This past week has seen the US Federal Reserve (Fed) commence purchases of US corporate bond ETFs. At present there is little visibility around what has been bought or, indeed, what is even on the list of potential purchases. The Fed has been vague, suggesting its Secondary Market Corporate Credit Facility (SMCCF) ‘may purchase US-listed ETFs whose investment objective is to provide broad exposure to the market for US corporate bonds.’ The market notice then goes on to say that the preponderance of holdings will be in investment grade (IG) ETFs with the remainder in high yield.
It is rational to assume that the Fed will follow similar guidelines to those issued for the corporate bond purchases, namely that they will only buy bonds out to 5 years. As a result, we continue to view the short end of the IG credit curve as the sweet spot for investors both because Fed buying provides protection and because duration risk is low.
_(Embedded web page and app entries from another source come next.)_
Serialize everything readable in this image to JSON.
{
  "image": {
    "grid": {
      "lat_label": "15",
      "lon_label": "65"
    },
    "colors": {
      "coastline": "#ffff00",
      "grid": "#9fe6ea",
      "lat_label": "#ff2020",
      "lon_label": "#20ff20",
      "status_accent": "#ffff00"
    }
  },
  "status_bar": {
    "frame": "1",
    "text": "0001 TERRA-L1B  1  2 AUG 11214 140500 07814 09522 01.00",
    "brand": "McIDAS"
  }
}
At the same time, the yield pick-up versus government bonds is meaningful at around 150bp for the Bloomberg Barclays 0-3 Year US Corporate Index. With Fed Chairman Powell suggesting little appetite to take the funds rate negative, it is going to be hard for government bonds to post strongly positive returns; as such, a strategy of harvesting the higher corporate yields makes sense.
Spreading the goodwill
There is also a case for being constructive on IG bonds beyond 5 years, in our opinion. Is The investment case is based on the following points:
The Fed acknowledges that it is not always possible to follow the same restrictive path as the one for credit. When purchasing ETFs, ‘In some cases, the holdings of ETFs may include underlying bonds that have a remaining maturity longer than 5 years at the time of purchase.’
A more serious challenge may be finding a sufficient value of short duration ETFs to purchase. The amount of buying could be substantial with the combined size of both the primary and secondary market CCFs up to $750 billion once leverage is accounted for. At the same time the Fed has restricted itself to buying only up to 20% of an ETF’s outstanding shares. The total value of US IG corporate ETFs listed in the US is $153 billion 1, which implies a purchase potential of just over $30 billion, of which an even smaller proportion will be sufficiently maturity-constrained to suit the Fed. So, barring large creations, it is going to be a struggle to focus buying solely on short duration ETFs. With the window for buying only open until 30 September 2020, this may ultimately push the Fed to purchase some of the broader indices.
Investors displaced from the front end are likely to extend out along the curve. The credit curve is steep relative to the Treasury curve (Figure 1), with the option-adjusted spreads clearly wider at the long end.